SCOTUS looks likely to uphold Obamacare in second Court challenge

March 5, 2015

SCOTUS ClipboardYesterday, the Supreme Court heard oral arguments in King v. Burwell, the second challenge to the Affordable Care Act (ACA) to reach the Supreme Court in the five years since its enactment.

Rather than the grand constitutional issues at stake in the previous challenge, NFIB v. Sebelius, King involves a dispute over the meaning of a four-worded phrase within the law itself: “established by the State.”

The phrase is so pertinent because, according to the challengers, the federal government is currently operating under the assumption that it means something that it doesn’t.

The phrase in question is found in a provision that provides tax credits for individuals in the amount of their monthly premiums that were “enrolled in through an Exchange established by the State under 1311 of the Patient Protection and Affordable Care Act.”  Section 1311 (specifically, Section 1311(b)(1)) states that “[e]ach State shall…establish an American Health Benefit Exchange (referred to in this title as an ‘‘Exchange’’) for the State…”

Obviously, since 34 states have not set up their own exchanges, the section isn’t as mandatory as it seems.  And the ACA was prepared for this, since Section 1321 provides that, if a state fails to set up an exchange, “the Secretary [of the Department of Health and Human Services] shall…establish and operate such Exchange within the State.”

There’s a lot of text of the statute that is thrown back and forth by both sides, but the gist of it all is that the challengers are arguing that federal income tax credits for insurance premiums only go to those who have an insurance policy through an exchange actually set up and managed by the state in which they reside.

That wouldn’t be the end of the impact of a decision in favor of the challengers: experts predict that these individuals wouldn’t only lose their tax credits, but also their insurance coverage.  Furthermore, the individual and employer mandates would likely be invalidated.  However, insurance companies would still be obligated to cover applicants with preexisting conditions, and as such, insurance rates would likely skyrocket within those states, which would send those states’ insurance markets into a so-called “death spiral” that would cause them to collapse.

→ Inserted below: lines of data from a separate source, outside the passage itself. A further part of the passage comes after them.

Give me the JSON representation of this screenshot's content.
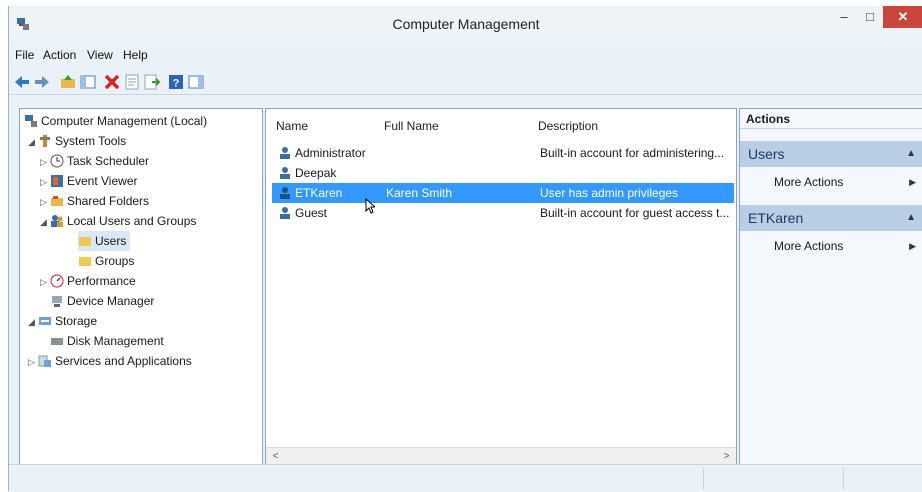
{
  "window": {
    "title": "Computer Management",
    "minimize_glyph": "–",
    "maximize_glyph": "□",
    "close_glyph": "✕"
  },
  "menu": [
    "File",
    "Action",
    "View",
    "Help"
  ],
  "toolbar_icons": [
    "back-icon",
    "forward-icon",
    "up-folder-icon",
    "show-hide-tree-icon",
    "delete-icon",
    "properties-icon",
    "export-list-icon",
    "help-icon",
    "show-hide-action-pane-icon"
  ],
  "tree": {
    "items": [
      {
        "label": "Computer Management (Local)",
        "icon": "computer-management-icon"
      },
      {
        "label": "System Tools",
        "icon": "system-tools-icon"
      },
      {
        "label": "Task Scheduler",
        "icon": "task-scheduler-icon"
      },
      {
        "label": "Event Viewer",
        "icon": "event-viewer-icon"
      },
      {
        "label": "Shared Folders",
        "icon": "shared-folders-icon"
      },
      {
        "label": "Local Users and Groups",
        "icon": "users-groups-icon"
      },
      {
        "label": "Users",
        "icon": "folder-icon"
      },
      {
        "label": "Groups",
        "icon": "folder-icon"
      },
      {
        "label": "Performance",
        "icon": "performance-icon"
      },
      {
        "label": "Device Manager",
        "icon": "device-manager-icon"
      },
      {
        "label": "Storage",
        "icon": "storage-icon"
      },
      {
        "label": "Disk Management",
        "icon": "disk-management-icon"
      },
      {
        "label": "Services and Applications",
        "icon": "services-icon"
      }
    ]
  },
  "list": {
    "columns": [
      "Name",
      "Full Name",
      "Description"
    ],
    "rows": [
      {
        "name": "Administrator",
        "full_name": "",
        "description": "Built-in account for administering..."
      },
      {
        "name": "Deepak",
        "full_name": "",
        "description": ""
      },
      {
        "name": "ETKaren",
        "full_name": "Karen Smith",
        "description": "User has admin privileges"
      },
      {
        "name": "Guest",
        "full_name": "",
        "description": "Built-in account for guest access t..."
      }
    ],
    "selected_row": "ETKaren"
  },
  "actions": {
    "header": "Actions",
    "sections": [
      {
        "title": "Users",
        "items": [
          "More Actions"
        ]
      },
      {
        "title": "ETKaren",
        "items": [
          "More Actions"
        ]
      }
    ]
  },
  "colors": {
    "selection": "#3399ff",
    "section_header": "#b9cde4",
    "close_button": "#c9463d"
  }
}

Given the implications of the decision, it’s easy to understand how the stakes are so high even though the broader legal implications are mostly inconsequential.

So what did we learn about the justices’ leanings from yesterday’s oral arguments?

First, there were some justices whose alignments came as no surprise: the four liberals (Justices Ginsburg, Breyer, Sotomayor, and Kagan) came out strongly in favor of the government’s position, seemingly acting as though the challengers’ interpretation of the law was nonsensical.

And on the other side of the spectrum is Justice Scalia, who was even more brazen in his support of the challengers’ position, not only with his lobbing softballs at the challengers’ counsel during arguments, but also with his actively trying to find some way for the Court to rule in the challengers’ favor while also avoiding these “death spirals” (although his position seemed to lose a lot of credibility when he suggested that “this Congress would act” to avoid these disastrous consequences).

Also likely in the challengers’ camp is Justice Alito, who, though not as outspoken in his support for the challengers as Justice Scalia, still seemed to ask questions that steered the argument in the challengers’ favor.

Justice Thomas maintained his usual silence, but he is likely in the same camp as Justice Scalia.

That leaves Chief Justice Roberts and Justice Kennedy.

The swing vote last time around, the Chief Justice was careful not to give away any of his leanings during oral arguments yesterday.

Justice Kennedy, on the other hand, expressed deep concern about the consequences of a ruling in favor of the challengers – namely, these “death spirals.”

More specifically, Kennedy mused that accepting the challengers’ argument meant that “the States are being told either create your own Exchange, or we’ll send your insurance market into a death spiral.”  And that creates a “serious constitutional problem” in Kennedy’s words, since such a choice would be unconstitutionally coercive to the states.  And the doctrine of constitutional avoidance dictates that the Court should avoid ruling on constitutional issues in a case if it could be resolved on other grounds.

Kennedy further compared this coercive “choice” to the federal government forcing states to build highways or else face the imposition of a statewide 35 mile per hour speed limit.

It’s hard to tell for sure from these comments how committed Kennedy is to one side or the other, but if nothing else, Kennedy provided a pro-Federalism rationale for supporting the federal government’s position – one that may appeal to Chief Justice Roberts if Kennedy ultimately changes his mind.

In light of the practical considerations – that the ACA is currently more firmly entrenched in the nation’s legal and economic landscape than it was three years ago – it may be a more difficult decision for either of the Court’s two more pragmatic conservatives (Roberts and Kennedy) to cause such turmoil nationwide when there’s a perfectly sound legal argument for maintaining the status quo.

Thus, my prediction for the outcome of this case is 6-3, with Chief Justice Roberts and Justices Kennedy, Ginsburg, Breyer, Sotomayor, and Kagan in the majority, and Justices Scalia, Thomas, and Alito in the dissent.